The Estacado and Gulf Railroad resulted from the initial attempt on the part of the citizens of Roby in Fisher County to get a railroad connection to their community. The line was chartered on June 4, 1908, and planned to build from Roby southeast to Coleman in Coleman County, for a distance of 100 miles. W. A. Butts, its promoter, requested that $50,000 be raised prior to construction. The people of Roby set out to do so through cash and pledges, and on April 1, 1910, construction started from McCaulley, which was on the Kansas City, Mexico and Orient line. The capital was $100,000. The principal place of business was Roby. The members of the first board of directors were William A. Butts and F. D. Jones, both of Fort Worth; W. B. Tate and T. H. Landon, both of Roby; Carl H. Jewell of Boston, Massachusetts; John T. Butts of Weatherford; James J. Jones of Tulsa, Oklahoma; W. C. Blanchett and D. H. Johnson, both of Stamford; and G. S. Mathews of Austin.
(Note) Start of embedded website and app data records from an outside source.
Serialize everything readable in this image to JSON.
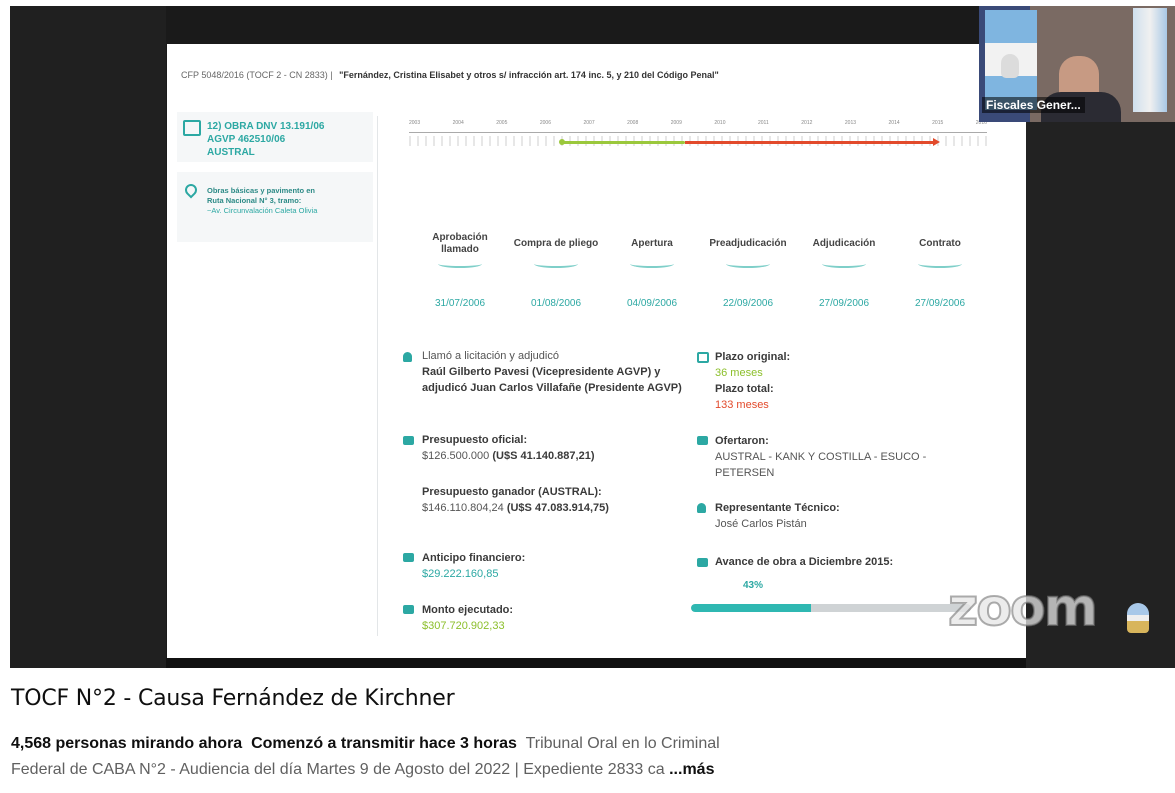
{
  "video": {
    "title": "TOCF N°2 - Causa Fernández de Kirchner",
    "viewers": "4,568 personas mirando ahora",
    "started": "Comenzó a transmitir hace 3 horas",
    "description_line1": "Tribunal Oral en lo Criminal",
    "description_line2": "Federal de CABA N°2 - Audiencia del día Martes 9 de Agosto del 2022 | Expediente 2833 ca",
    "more_label": "...más"
  },
  "webcam": {
    "label": "Fiscales Gener..."
  },
  "watermark": "zoom",
  "slide": {
    "header_case": "CFP 5048/2016 (TOCF 2 - CN 2833) |",
    "header_title": "\"Fernández, Cristina Elisabet y otros s/ infracción art. 174 inc. 5, y 210 del Código Penal\"",
    "obra_line1": "12) OBRA DNV 13.191/06",
    "obra_line2": "AGVP 462510/06",
    "obra_line3": "AUSTRAL",
    "route_line1": "Obras básicas y pavimento en",
    "route_line2": "Ruta Nacional N° 3, tramo:",
    "route_line3": "~Av. Circunvalación Caleta Olivia",
    "timeline_years": [
      "2003",
      "2004",
      "2005",
      "2006",
      "2007",
      "2008",
      "2009",
      "2010",
      "2011",
      "2012",
      "2013",
      "2014",
      "2015",
      "2016"
    ],
    "milestones": [
      {
        "label": "Aprobación llamado",
        "date": "31/07/2006"
      },
      {
        "label": "Compra de pliego",
        "date": "01/08/2006"
      },
      {
        "label": "Apertura",
        "date": "04/09/2006"
      },
      {
        "label": "Preadjudicación",
        "date": "22/09/2006"
      },
      {
        "label": "Adjudicación",
        "date": "27/09/2006"
      },
      {
        "label": "Contrato",
        "date": "27/09/2006"
      }
    ],
    "llamo_label": "Llamó a licitación y adjudicó",
    "llamo_text": "Raúl Gilberto Pavesi (Vicepresidente AGVP) y adjudicó Juan Carlos Villafañe (Presidente AGVP)",
    "presupuesto_oficial_label": "Presupuesto oficial:",
    "presupuesto_oficial_ars": "$126.500.000",
    "presupuesto_oficial_usd": "(U$S 41.140.887,21)",
    "presupuesto_ganador_label": "Presupuesto ganador (AUSTRAL):",
    "presupuesto_ganador_ars": "$146.110.804,24",
    "presupuesto_ganador_usd": "(U$S 47.083.914,75)",
    "anticipo_label": "Anticipo financiero:",
    "anticipo_value": "$29.222.160,85",
    "monto_label": "Monto ejecutado:",
    "monto_value": "$307.720.902,33",
    "plazo_original_label": "Plazo original:",
    "plazo_original_value": "36 meses",
    "plazo_total_label": "Plazo total:",
    "plazo_total_value": "133 meses",
    "ofertaron_label": "Ofertaron:",
    "ofertaron_value": "AUSTRAL - KANK Y COSTILLA - ESUCO - PETERSEN",
    "representante_label": "Representante Técnico:",
    "representante_value": "José Carlos Pistán",
    "avance_label": "Avance de obra a Diciembre 2015:",
    "avance_value": "43%",
    "avance_fraction": 0.43
  },
  "colors": {
    "teal": "#2ca8a3",
    "green": "#8cbf2b",
    "red": "#e24a2b"
  }
}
The original plan called for the Estacado and Gulf line to connect with the Orient in McCaulley, head west through Roby, which was some ten miles away, and go on to El Paso and eventually to the Gulf of California. By November 1, 1910, the roadbed had been completed to Roby, but the tracks had been laid only to the east bank of the Clear Fork of the Brazos near Pledger, about five miles away. At that time the officials held a picnic to celebrate their progress, and the train carried people from McCaulley to the railhead on a flatcar with cane-bottom chairs. But in spite of the picnic, the line was abandoned in 1911. The engine and other equipment lay for a few years where the tracks had stopped and was sold for scrap or salvaged to be used on the subsequent Roby and Northern Railway.